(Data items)
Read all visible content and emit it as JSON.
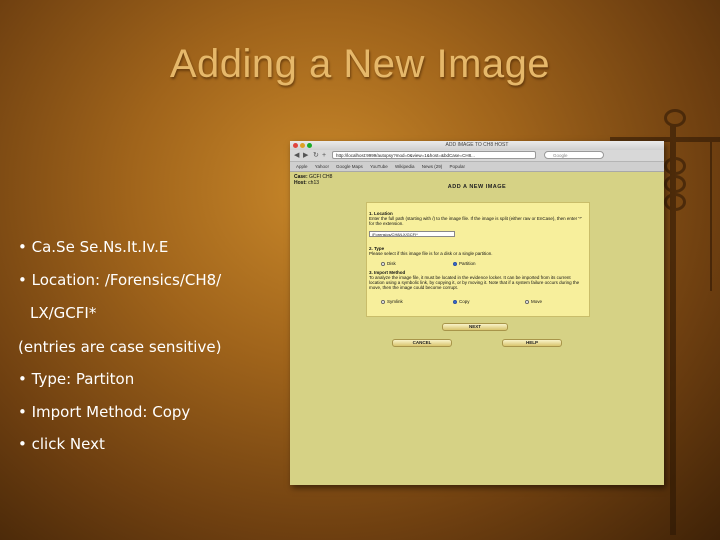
{
  "slide": {
    "title": "Adding a New Image",
    "bullets": [
      "• Ca.Se Se.Ns.It.Iv.E",
      "• Location: /Forensics/CH8/",
      "LX/GCFI*",
      "(entries are case sensitive)",
      "• Type: Partiton",
      "• Import Method: Copy",
      "• click Next"
    ]
  },
  "browser": {
    "window_title": "ADD IMAGE TO CH8 HOST",
    "url": "http://localhost:9999/autopsy?mod=0&view=1&host=&bdCase=CH8...",
    "search_placeholder": "Google",
    "nav": {
      "back": "◀",
      "forward": "▶",
      "reload": "↻",
      "add": "+"
    },
    "bookmarks": [
      "Apple",
      "Yahoo!",
      "Google Maps",
      "YouTube",
      "Wikipedia",
      "News (29)",
      "Popular"
    ],
    "case": {
      "case_label": "Case:",
      "case_value": "GCFI CH8",
      "host_label": "Host:",
      "host_value": "ch13"
    },
    "page_heading": "ADD A NEW IMAGE",
    "location": {
      "heading": "1. Location",
      "text": "Enter the full path (starting with /) to the image file. If the image is split (either raw or EnCase), then enter '*' for the extension.",
      "value": "/Forensics/CH8/LX/GCFI*"
    },
    "type": {
      "heading": "2. Type",
      "text": "Please select if this image file is for a disk or a single partition.",
      "options": [
        "Disk",
        "Partition"
      ],
      "selected": "Partition"
    },
    "import": {
      "heading": "3. Import Method",
      "text": "To analyze the image file, it must be located in the evidence locker. It can be imported from its current location using a symbolic link, by copying it, or by moving it. Note that if a system failure occurs during the move, then the image could become corrupt.",
      "options": [
        "Symlink",
        "Copy",
        "Move"
      ],
      "selected": "Copy"
    },
    "buttons": {
      "next": "NEXT",
      "cancel": "CANCEL",
      "help": "HELP"
    }
  },
  "colors": {
    "slide_title": "#e6b86a",
    "page_bg": "#d6d285",
    "panel_bg": "#f7ef9c"
  }
}
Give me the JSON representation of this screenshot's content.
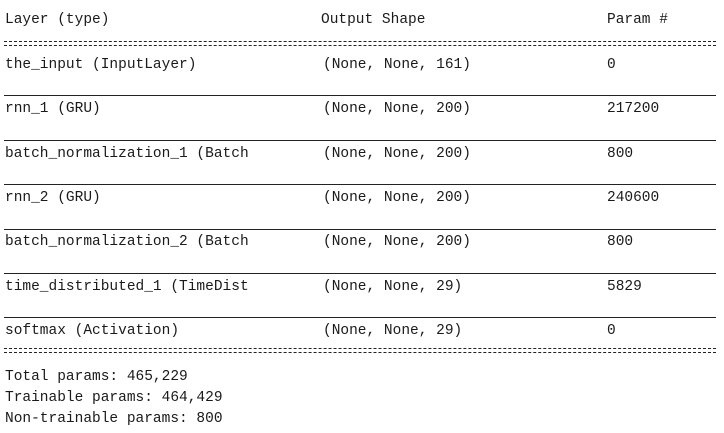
{
  "headers": {
    "layer": "Layer (type)",
    "shape": "Output Shape",
    "param": "Param #"
  },
  "rows": [
    {
      "layer": "the_input (InputLayer)",
      "shape": "(None, None, 161)",
      "param": "0"
    },
    {
      "layer": "rnn_1 (GRU)",
      "shape": "(None, None, 200)",
      "param": "217200"
    },
    {
      "layer": "batch_normalization_1 (Batch",
      "shape": "(None, None, 200)",
      "param": "800"
    },
    {
      "layer": "rnn_2 (GRU)",
      "shape": "(None, None, 200)",
      "param": "240600"
    },
    {
      "layer": "batch_normalization_2 (Batch",
      "shape": "(None, None, 200)",
      "param": "800"
    },
    {
      "layer": "time_distributed_1 (TimeDist",
      "shape": "(None, None, 29)",
      "param": "5829"
    },
    {
      "layer": "softmax (Activation)",
      "shape": "(None, None, 29)",
      "param": "0"
    }
  ],
  "totals": {
    "total": "Total params: 465,229",
    "trainable": "Trainable params: 464,429",
    "non_trainable": "Non-trainable params: 800"
  }
}
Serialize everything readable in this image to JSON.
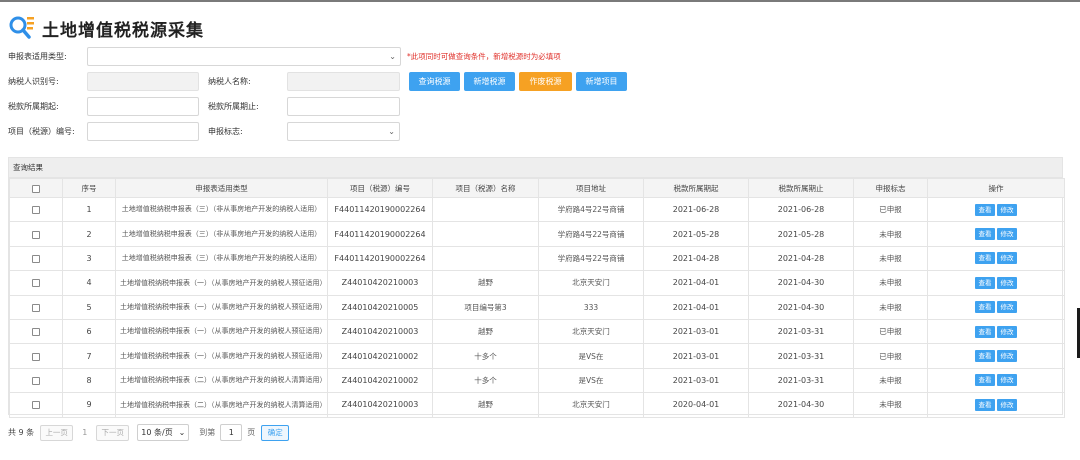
{
  "page": {
    "title": "土地增值税税源采集"
  },
  "form": {
    "report_type": {
      "label": "申报表适用类型:",
      "value": ""
    },
    "hint": "*此项同时可做查询条件，新增税源时为必填项",
    "taxpayer_id": {
      "label": "纳税人识别号:",
      "value": ""
    },
    "taxpayer_name": {
      "label": "纳税人名称:",
      "value": ""
    },
    "period_start": {
      "label": "税款所属期起:",
      "value": ""
    },
    "period_end": {
      "label": "税款所属期止:",
      "value": ""
    },
    "project_code": {
      "label": "项目（税源）编号:",
      "value": ""
    },
    "report_flag": {
      "label": "申报标志:",
      "value": ""
    }
  },
  "actions": {
    "query": "查询税源",
    "add_source": "新增税源",
    "void_source": "作废税源",
    "add_project": "新增项目"
  },
  "colors": {
    "primary": "#3ea2f0",
    "warning": "#f6a123",
    "hint": "#e0302a"
  },
  "results": {
    "heading": "查询结果",
    "columns": [
      "序号",
      "申报表适用类型",
      "项目（税源）编号",
      "项目（税源）名称",
      "项目地址",
      "税款所属期起",
      "税款所属期止",
      "申报标志",
      "操作"
    ],
    "view_label": "查看",
    "edit_label": "修改",
    "rows": [
      {
        "no": "1",
        "type": "土地增值税纳税申报表（三）（非从事房地产开发的纳税人适用）",
        "code": "F44011420190002264",
        "name": "",
        "address": "学府路4号22号商铺",
        "start": "2021-06-28",
        "end": "2021-06-28",
        "flag": "已申报"
      },
      {
        "no": "2",
        "type": "土地增值税纳税申报表（三）（非从事房地产开发的纳税人适用）",
        "code": "F44011420190002264",
        "name": "",
        "address": "学府路4号22号商铺",
        "start": "2021-05-28",
        "end": "2021-05-28",
        "flag": "未申报"
      },
      {
        "no": "3",
        "type": "土地增值税纳税申报表（三）（非从事房地产开发的纳税人适用）",
        "code": "F44011420190002264",
        "name": "",
        "address": "学府路4号22号商铺",
        "start": "2021-04-28",
        "end": "2021-04-28",
        "flag": "未申报"
      },
      {
        "no": "4",
        "type": "土地增值税纳税申报表（一）（从事房地产开发的纳税人预征适用）",
        "code": "Z44010420210003",
        "name": "越野",
        "address": "北京天安门",
        "start": "2021-04-01",
        "end": "2021-04-30",
        "flag": "未申报"
      },
      {
        "no": "5",
        "type": "土地增值税纳税申报表（一）（从事房地产开发的纳税人预征适用）",
        "code": "Z44010420210005",
        "name": "项目编号第3",
        "address": "333",
        "start": "2021-04-01",
        "end": "2021-04-30",
        "flag": "未申报"
      },
      {
        "no": "6",
        "type": "土地增值税纳税申报表（一）（从事房地产开发的纳税人预征适用）",
        "code": "Z44010420210003",
        "name": "越野",
        "address": "北京天安门",
        "start": "2021-03-01",
        "end": "2021-03-31",
        "flag": "已申报"
      },
      {
        "no": "7",
        "type": "土地增值税纳税申报表（一）（从事房地产开发的纳税人预征适用）",
        "code": "Z44010420210002",
        "name": "十多个",
        "address": "是VS在",
        "start": "2021-03-01",
        "end": "2021-03-31",
        "flag": "已申报"
      },
      {
        "no": "8",
        "type": "土地增值税纳税申报表（二）（从事房地产开发的纳税人清算适用）",
        "code": "Z44010420210002",
        "name": "十多个",
        "address": "是VS在",
        "start": "2021-03-01",
        "end": "2021-03-31",
        "flag": "未申报"
      },
      {
        "no": "9",
        "type": "土地增值税纳税申报表（二）（从事房地产开发的纳税人清算适用）",
        "code": "Z44010420210003",
        "name": "越野",
        "address": "北京天安门",
        "start": "2020-04-01",
        "end": "2021-04-30",
        "flag": "未申报"
      }
    ]
  },
  "pagination": {
    "total": "共 9 条",
    "prev": "上一页",
    "current": "1",
    "next": "下一页",
    "page_size": "10 条/页",
    "goto_prefix": "到第",
    "goto_value": "1",
    "goto_suffix": "页",
    "confirm": "确定"
  }
}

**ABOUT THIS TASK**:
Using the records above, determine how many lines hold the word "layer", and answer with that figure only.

**EXPECTED ANSWER**:
8